There are just enough storage spaces, with the biggest one found below the armrest. A split-folding rear seat is only optional, though. Visibility is generous, and models featuring the three-pointed star on the bonnet are easier to place on the road in turns. It doesn't get more Mercedes-like than this.
The optional COMAND Online infotainment system featured on the E 220 d is too sophisticated, meaning that sometimes you will get lost in the menus and feel frustrated. But the good news is Mercedes-Benz offers shortcut buttons for the essential functions of the car.
A crisp 12.3-inch central display provides all the information you need, while a smaller 7-inch display located between the dials shows basic driving information.
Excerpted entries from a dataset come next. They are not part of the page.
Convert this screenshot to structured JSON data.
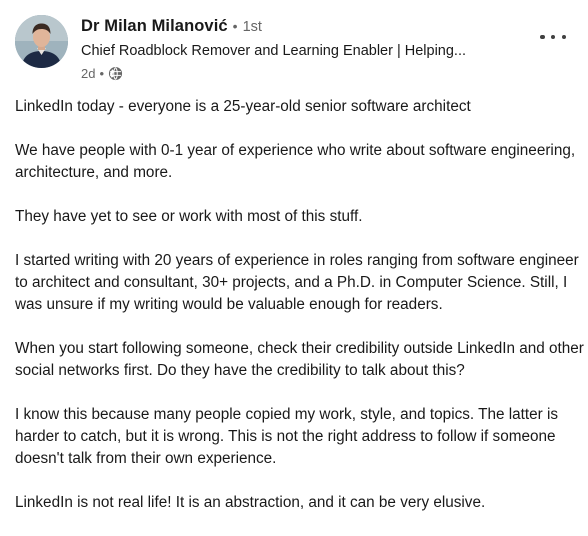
{
  "author": {
    "name": "Dr Milan Milanović",
    "separator": "•",
    "degree": "1st",
    "headline": "Chief Roadblock Remover and Learning Enabler | Helping...",
    "posted_ago": "2d",
    "meta_separator": "•",
    "visibility_icon": "globe-icon"
  },
  "actions": {
    "more_icon": "ellipsis-icon"
  },
  "post": {
    "paragraphs": [
      "LinkedIn today - everyone is a 25-year-old senior software architect",
      "We have people with 0-1 year of experience who write about software engineering, architecture, and more.",
      "They have yet to see or work with most of this stuff.",
      "I started writing with 20 years of experience in roles ranging from software engineer to architect and consultant, 30+ projects, and a Ph.D. in Computer Science. Still, I was unsure if my writing would be valuable enough for readers.",
      "When you start following someone, check their credibility outside LinkedIn and other social networks first. Do they have the credibility to talk about this?",
      "I know this because many people copied my work, style, and topics. The latter is harder to catch, but it is wrong. This is not the right address to follow if someone doesn't talk from their own experience.",
      "LinkedIn is not real life! It is an abstraction, and it can be very elusive."
    ]
  },
  "colors": {
    "text": "#191919",
    "secondary_text": "#666666",
    "background": "#ffffff"
  }
}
Mercedes continues to resist fitting touch screens to its cars for safety reasons, but the E-Class debuts touchpads on the steering wheel which are easy to use and intuitive.
Mercedes-Benz claims the E 220 d averages as low as 3.9 l/100 km (60.3 mpg US) and 102 g/km CO2 over a combined cycle, but I found that impossible to achieve in the real world. However, the test car's board computer displayed an all-time average fuel consumption of 7.8 l/100 km (30.1 mpg US) from new (it had just under 6,000 km on the odometer).
That's not bad for a four-cylinder diesel mated to an automatic transmission that has to move a car weighing 1,680 kg (3,704 lbs). Still, I reckon that an eco-oriented driver can easily get 6 l/100 km (39.2 mpg US) from the E 220 d.
It would be easier to list the features the E 220 d lacked than those it offered. That's because the Merc packed optional extras worth €22,000 ($24,750), leaving nothing to be desired — at least as far as I'm concerned.
Standard equipment for the E 220 d is reasonable (but not spectacular) and includes the seven-speaker Audio 20 USB infotainment system, Thermatic two-zone automatic air conditioning, leather-wrapped multifunction steering wheel, fabric upholstery, cruise control, power windows, power/heated side mirrors, keyless access/start, and more.
The Mercedes-Benz E 220 d starts from €47,124 in Germany (including 19 percent VAT), which is equivalent to about $50,000 (you can't buy this engine in the United States, though). That makes it about €1,700 more expensive that the equivalent 190 PS BMW 520d with automatic transmission, and €2,500 above the 190 PS Audi A6 2.0 TDI ultra S tronic.
While Mercedes-Benz buyers are used to paying a premium compared to similar models from Munchen or Ingolstadt, serious money is needed to configure an E-Class like the one we tested. However, what you get in the end is essentially an S-Class for a hefty discount. And that makes the E-Class the best car in the segment at the moment.